Natural materials, Unnatural times (part 1)

The subject of using natural materials in art, which up until a few years ago seemed like very alternative and minor matter, has unavoidably become an important and central question artists, just like any person or company that makes products, must confront.

We have addressed the matter of natural materials here before, check it out here:


Addressing the complicated issue of Natural materials, in these modern Unnatural times


Perhaps before diving into this complicated matter, let us first clarify what are natural materials and what is it that we are talking about when referring to the use of natural materials in art.

Possibly, when the people think of when hearing about an artwork made from natural materials, the first examples that can come to mind are various earth sculptures, wood carving or stone figurines. These can be small, even miniature, as in jewelry making or decorative ornaments. And they can be vast and grand, such as great monuments, furniture making and large sculptures.

Traditionally, all art was made with natural materials, as these were the only materials that were available. It is only once new forms of materials, synthetic materials, were created, that the issue even came to be. Such materials include plastic, polyester and even glass. Synthetic materials are often made from a natural material, such as gas or oil.

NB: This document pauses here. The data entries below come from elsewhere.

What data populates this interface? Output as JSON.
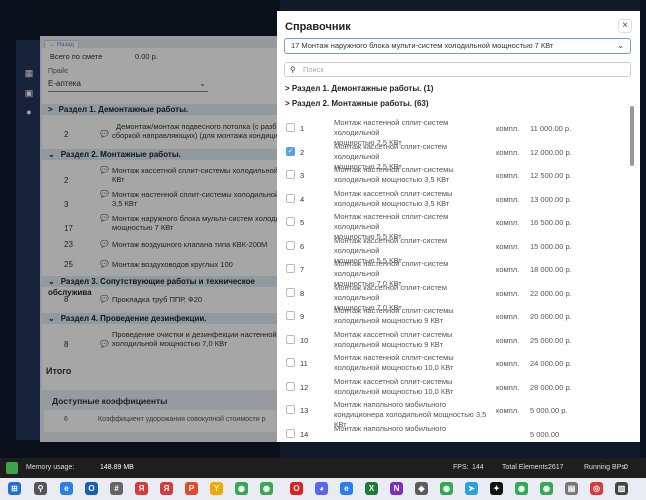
{
  "app": {
    "back_label": "Назад",
    "total_label": "Всего по смете",
    "total_value": "0.00 р.",
    "price_label": "Прайс",
    "price_value": "Е-аптека",
    "itogo": "Итого",
    "coef_title": "Доступные коэффициенты",
    "coef_num": "6",
    "coef_text": "Коэффициент удорожания совокупной стоимости р",
    "sections": [
      {
        "label": "Раздел 1. Демонтажные работы."
      },
      {
        "label": "Раздел 2. Монтажные работы."
      },
      {
        "label": "Раздел 3. Сопутствующие работы и техническое обслужива"
      },
      {
        "label": "Раздел 4. Проведение дезинфекции."
      }
    ],
    "rows": [
      {
        "num": "2",
        "line1": "Демонтаж/монтаж подвесного потолка (с разбор",
        "line2": "сборкой направляющих) (для монтажа кондицио"
      },
      {
        "num": "2",
        "line1": "Монтаж кассетной сплит-системы холодильной м",
        "line2": "КВт"
      },
      {
        "num": "3",
        "line1": "Монтаж настенной сплит-системы холодильной м",
        "line2": "3,5 КВт"
      },
      {
        "num": "17",
        "line1": "Монтаж наружного блока мульти-систем холоди",
        "line2": "мощностью 7 КВт"
      },
      {
        "num": "23",
        "line1": "Монтаж воздушного клапана типа КВК-200М",
        "line2": ""
      },
      {
        "num": "25",
        "line1": "Монтаж воздуховодов круглых 100",
        "line2": ""
      },
      {
        "num": "8",
        "line1": "Прокладка труб ППР, Ф20",
        "line2": ""
      },
      {
        "num": "8",
        "line1": "Проведение очистки и дезинфекции настенной с",
        "line2": "холодильной мощностью 7,0 КВт"
      }
    ]
  },
  "modal": {
    "title": "Справочник",
    "close": "×",
    "select_value": "17 Монтаж наружного блока мульти-систем холодильной мощностью 7 КВт",
    "search_placeholder": "Поиск",
    "section1": "Раздел 1. Демонтажные работы. (1)",
    "section2": "Раздел 2. Монтажные работы. (63)",
    "items": [
      {
        "num": "1",
        "l1": "Монтаж настенной сплит-систем холодильной",
        "l2": "мощностью 2,5 КВт",
        "unit": "компл.",
        "price": "11 000.00 р.",
        "checked": false
      },
      {
        "num": "2",
        "l1": "Монтаж кассетной сплит-систем холодильной",
        "l2": "мощностью 2,5 КВт",
        "unit": "компл.",
        "price": "12 000.00 р.",
        "checked": true
      },
      {
        "num": "3",
        "l1": "Монтаж настенной сплит-системы",
        "l2": "холодильной мощностью 3,5 КВт",
        "unit": "компл.",
        "price": "12 500.00 р.",
        "checked": false
      },
      {
        "num": "4",
        "l1": "Монтаж кассетной сплит-системы",
        "l2": "холодильной мощностью 3,5 КВт",
        "unit": "компл.",
        "price": "13 000.00 р.",
        "checked": false
      },
      {
        "num": "5",
        "l1": "Монтаж настенной сплит-систем холодильной",
        "l2": "мощностью 5,5 КВт",
        "unit": "компл.",
        "price": "16 500.00 р.",
        "checked": false
      },
      {
        "num": "6",
        "l1": "Монтаж кассетной сплит-систем холодильной",
        "l2": "мощностью 5,5 КВт",
        "unit": "компл.",
        "price": "15 000.00 р.",
        "checked": false
      },
      {
        "num": "7",
        "l1": "Монтаж настенной сплит-систем холодильной",
        "l2": "мощностью 7,0 КВт",
        "unit": "компл.",
        "price": "18 000.00 р.",
        "checked": false
      },
      {
        "num": "8",
        "l1": "Монтаж кассетной сплит-систем холодильной",
        "l2": "мощностью 7,0 КВт",
        "unit": "компл.",
        "price": "22 000.00 р.",
        "checked": false
      },
      {
        "num": "9",
        "l1": "Монтаж настенной сплит-системы",
        "l2": "холодильной мощностью 9 КВт",
        "unit": "компл.",
        "price": "20 000.00 р.",
        "checked": false
      },
      {
        "num": "10",
        "l1": "Монтаж кассетной сплит-системы",
        "l2": "холодильной мощностью 9 КВт",
        "unit": "компл.",
        "price": "25 000.00 р.",
        "checked": false
      },
      {
        "num": "11",
        "l1": "Монтаж настенной сплит-системы",
        "l2": "холодильной мощностью 10,0 КВт",
        "unit": "компл.",
        "price": "24 000.00 р.",
        "checked": false
      },
      {
        "num": "12",
        "l1": "Монтаж кассетной сплит-системы",
        "l2": "холодильной мощностью 10,0 КВт",
        "unit": "компл.",
        "price": "28 000.00 р.",
        "checked": false
      },
      {
        "num": "13",
        "l1": "Монтаж напольного мобильного",
        "l2": "кондиционера холодильной мощностью 3,5",
        "l3": "КВт",
        "unit": "компл.",
        "price": "5 000.00 р.",
        "checked": false
      },
      {
        "num": "14",
        "l1": "Монтаж напольного мобильного",
        "l2": "",
        "unit": "",
        "price": "5 000.00",
        "checked": false
      }
    ]
  },
  "status": {
    "memory_label": "Memory usage:",
    "memory_value": "148.89 MB",
    "fps_label": "FPS:",
    "fps_value": "144",
    "elements_label": "Total Elements:",
    "elements_value": "2617",
    "bps_label": "Running BPs:",
    "bps_value": "0"
  }
}
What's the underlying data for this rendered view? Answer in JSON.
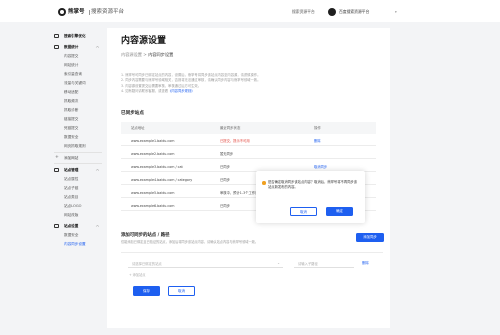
{
  "header": {
    "brand_name": "熊掌号",
    "brand_sub": "搜索资源平台",
    "link": "搜索资源平台",
    "user": "百度搜索资源平台",
    "caret": "▾"
  },
  "sidebar": {
    "groups": [
      {
        "label": "搜索引擎优化",
        "icon": "home-icon"
      },
      {
        "label": "数据统计",
        "icon": "chart-icon",
        "expanded": true,
        "items": [
          "内容提交",
          "网站统计",
          "索引量查询",
          "流量与关键词",
          "移动适配",
          "抓取频次",
          "抓取诊断",
          "链接提交",
          "死链提交",
          "数据安全",
          "网页抓取规则"
        ]
      },
      {
        "label": "站点管理",
        "icon": "site-icon",
        "expanded": true,
        "items": [
          "站点属性",
          "站点子链",
          "站点类目",
          "站点LOGO",
          "网站改版"
        ]
      },
      {
        "label": "站点设置",
        "icon": "gear-icon",
        "expanded": true,
        "items": [
          "数据安全",
          "内容同步设置"
        ]
      }
    ],
    "new_site_label": "添加网站",
    "active_item": "内容同步设置"
  },
  "main": {
    "title": "内容源设置",
    "breadcrumb": [
      "内容源设置",
      "内容同步设置"
    ],
    "breadcrumb_sep": " > ",
    "notes": [
      "1. 熊掌号可同步已绑定站点的内容，设置后，熊掌号将同步该站点内容至内容源，请谨慎操作。",
      "2. 同步内容需要与熊掌号领域相关，否则将无法通过审核，请确认同步内容与熊掌号领域一致。",
      "3. 内容源设置提交后需要审核，审核通过后方可生效。",
      "4. 如有疑问请联系客服，或查看"
    ],
    "note_link": "《内容同步规则》",
    "synced_title": "已同步站点",
    "table": {
      "headers": [
        "站点地址",
        "最近同步状态",
        "操作"
      ],
      "rows": [
        {
          "url": "www.example1.baidu.com",
          "status": "已提交，提示不可用",
          "status_kind": "red",
          "action": "删除"
        },
        {
          "url": "www.example2.baidu.com",
          "status": "暂无同步",
          "status_kind": "normal",
          "action": ""
        },
        {
          "url": "www.example3.baidu.com / cat",
          "status": "已同步",
          "status_kind": "normal",
          "action": "取消同步"
        },
        {
          "url": "www.example4.baidu.com / category",
          "status": "已同步",
          "status_kind": "normal",
          "action": ""
        },
        {
          "url": "www.example5.baidu.com",
          "status": "审核中，预计1-3个工作日",
          "status_kind": "normal",
          "action": ""
        },
        {
          "url": "www.example6.baidu.com",
          "status": "已同步",
          "status_kind": "normal",
          "action": ""
        }
      ]
    },
    "popover": {
      "text": "是否确定取消同步该站点内容？取消后，熊掌号将不再同步该站点新发布的内容。",
      "cancel": "取消",
      "confirm": "确定"
    },
    "add_section": {
      "title": "添加可同步的站点 / 路径",
      "desc": "仅能添加已绑定且已验证的站点，添加后将同步该站点内容，请确认站点内容与熊掌号领域一致。",
      "add_button": "添加同步",
      "select_placeholder": "请选择已绑定的站点",
      "path_placeholder": "请输入子路径",
      "delete": "删除",
      "hint": "+ 添加站点",
      "save": "保存",
      "cancel": "取消"
    }
  },
  "colors": {
    "accent": "#1e5ff0",
    "error": "#e2453c",
    "warning": "#f0a020"
  }
}
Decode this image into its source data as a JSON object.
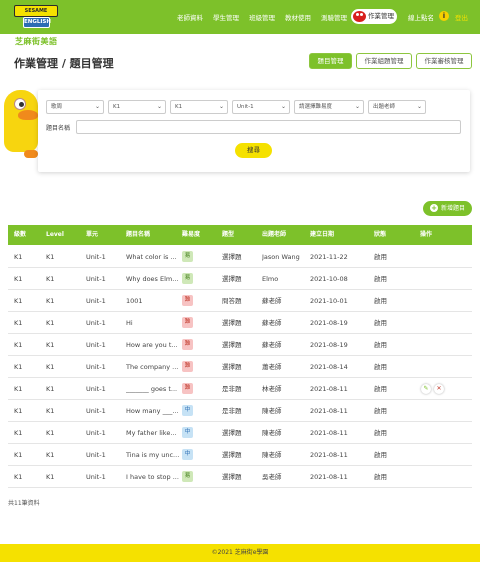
{
  "header": {
    "logo_top": "SESAME STREET",
    "logo_bottom": "ENGLISH",
    "logo_sub": "芝麻街美語",
    "nav": [
      "老師資料",
      "學生管理",
      "班級管理",
      "教材使用",
      "測驗管理"
    ],
    "nav_active": "作業管理",
    "online": "線上點名",
    "info": "i",
    "logout": "登出"
  },
  "page": {
    "title": "作業管理 / 題目管理",
    "tabs": [
      "題目管理",
      "作業組題管理",
      "作業審核管理"
    ]
  },
  "filters": {
    "selects": [
      "歌周",
      "K1",
      "K1",
      "Unit-1",
      "請選擇難易度",
      "出題老師"
    ],
    "name_label": "題目名稱",
    "name_value": "",
    "search_label": "搜尋"
  },
  "add_label": "新增題目",
  "table": {
    "headers": [
      "級數",
      "Level",
      "單元",
      "題目名稱",
      "難易度",
      "題型",
      "出題老師",
      "建立日期",
      "狀態",
      "操作"
    ],
    "rows": [
      {
        "grade": "K1",
        "level": "K1",
        "unit": "Unit-1",
        "name": "What color is ...",
        "difficulty": "易",
        "type": "選擇題",
        "teacher": "Jason Wang",
        "date": "2021-11-22",
        "status": "啟用"
      },
      {
        "grade": "K1",
        "level": "K1",
        "unit": "Unit-1",
        "name": "Why does Elm...",
        "difficulty": "易",
        "type": "選擇題",
        "teacher": "Elmo",
        "date": "2021-10-08",
        "status": "啟用"
      },
      {
        "grade": "K1",
        "level": "K1",
        "unit": "Unit-1",
        "name": "1001",
        "difficulty": "難",
        "type": "問答題",
        "teacher": "蘇老師",
        "date": "2021-10-01",
        "status": "啟用"
      },
      {
        "grade": "K1",
        "level": "K1",
        "unit": "Unit-1",
        "name": "Hi",
        "difficulty": "難",
        "type": "選擇題",
        "teacher": "蘇老師",
        "date": "2021-08-19",
        "status": "啟用"
      },
      {
        "grade": "K1",
        "level": "K1",
        "unit": "Unit-1",
        "name": "How are you t...",
        "difficulty": "難",
        "type": "選擇題",
        "teacher": "蘇老師",
        "date": "2021-08-19",
        "status": "啟用"
      },
      {
        "grade": "K1",
        "level": "K1",
        "unit": "Unit-1",
        "name": "The company ...",
        "difficulty": "難",
        "type": "選擇題",
        "teacher": "蕭老師",
        "date": "2021-08-14",
        "status": "啟用"
      },
      {
        "grade": "K1",
        "level": "K1",
        "unit": "Unit-1",
        "name": "_______ goes t...",
        "difficulty": "難",
        "type": "是非題",
        "teacher": "林老師",
        "date": "2021-08-11",
        "status": "啟用"
      },
      {
        "grade": "K1",
        "level": "K1",
        "unit": "Unit-1",
        "name": "How many ___...",
        "difficulty": "中",
        "type": "是非題",
        "teacher": "陳老師",
        "date": "2021-08-11",
        "status": "啟用"
      },
      {
        "grade": "K1",
        "level": "K1",
        "unit": "Unit-1",
        "name": "My father like...",
        "difficulty": "中",
        "type": "選擇題",
        "teacher": "陳老師",
        "date": "2021-08-11",
        "status": "啟用"
      },
      {
        "grade": "K1",
        "level": "K1",
        "unit": "Unit-1",
        "name": "Tina is my unc...",
        "difficulty": "中",
        "type": "選擇題",
        "teacher": "陳老師",
        "date": "2021-08-11",
        "status": "啟用"
      },
      {
        "grade": "K1",
        "level": "K1",
        "unit": "Unit-1",
        "name": "I have to stop ...",
        "difficulty": "易",
        "type": "選擇題",
        "teacher": "吳老師",
        "date": "2021-08-11",
        "status": "啟用"
      }
    ],
    "action_edit_icon": "✎",
    "action_delete_icon": "✕"
  },
  "total": "共11筆資料",
  "footer": "©2021 芝麻街e學園",
  "colors": {
    "green": "#7dc12a",
    "yellow": "#f5e100",
    "easy_bg": "#cfe8b8",
    "easy_fg": "#3b7a12",
    "hard_bg": "#f7c3c3",
    "hard_fg": "#c0392b",
    "mid_bg": "#c6e2f5",
    "mid_fg": "#2b6db3"
  }
}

The line between natural and not natural materials is not a clear cut, and we can see it as more of a gradient. Materials such as glass, for instance, can be seen as less synthetic then others, as they are created from natural materials.

Glass, for example, is made from sand which is a natural material, and it is created through a synthetic process which transforms sand into glass. We therefor can see glass less synthetic then other materials.

Unlike the glass, polar fleece (or synthetic fleece) can be regarded as completely synthetic, as it is made from another synthetic materials. Synthetic fleece is made from plastic which is a synthetic material, and so we have both the starting materials synthetic and on top of that the process that is applied.

Polar fleece was originally created to imitate natural materials such as wool, while actually recycling plastic. Yet, while we can regard this relatively new material as merely a cheap imitation of a more rare and precious material, we can, on the other hand, acknowledge its uniqueness and respected on its own accord, for it has many great qualities that prevail natural fleece. Furthermore, if offers a great, useful, creative and efficient way to re-utilizes unwanted plastic.


Are natural materials good and synthetic materials bad?

Is it wrong to use synthetic materials and why does it really matter?

What really makes the difference between natural and synthetic materials? Are natural materials regarded more superior and more unique simply because they are rare and hard to find?

Materials such as Gold, diamonds, pearls, marble, leather, fur, and solid wood, are all associated with the most expensive and precious of goods. They are all materials that are hard to come by, they are not man-made, they are limited, and all have a deep, rich value and character. Their beauty is appreciated as a combination of a natural ‘godly’ made substance, in combination with fine and skillful human effort – to find, to polish, to mold, or to process in one way or another, to reach the final glorious results.


Never ending and everlasting vs. harming and poisoning

Personally, I find one of the most amazing qualities about natural materials is the fact that they are eternally recyclable. Through a simple process involving only time and water an old clay sculpture or clay pot can be recycled and brought back to its original and raw form of clay (as long as it has not been baked). It is then ready to be used once again and create with.

Gold, silver or any other natural metals can too forever be melted down and then reused, remolded and created with.

Some natural materials are easy to recycle, some simply compost and return back to nature, for instance if creating a straw hut, or jewelry made from coconut shell, these will simply need time and a natural environment, for they will compost, “dissolve” and return into nature.


Synthetic materials don’t work in this way. It is a complicated and very long process to recycle synthetic materials, and many materials, at least in this day and age, we actually don’t know how to recycle.

It can take decades and decades for many if not most synthetic materials to compost and “dissolve”. And during that process, they will have a poisoning effect on nature around them – be it the earth, air or water.

Synthetic materials harm the natural elements when they are created and unfortunately, also when they “dissolve”.


To the second part of this article press here: Natural materials, Unnatural times (part 2) 

(c) 2010 Meditative Art School, Mochita Har-Lev      Web Development: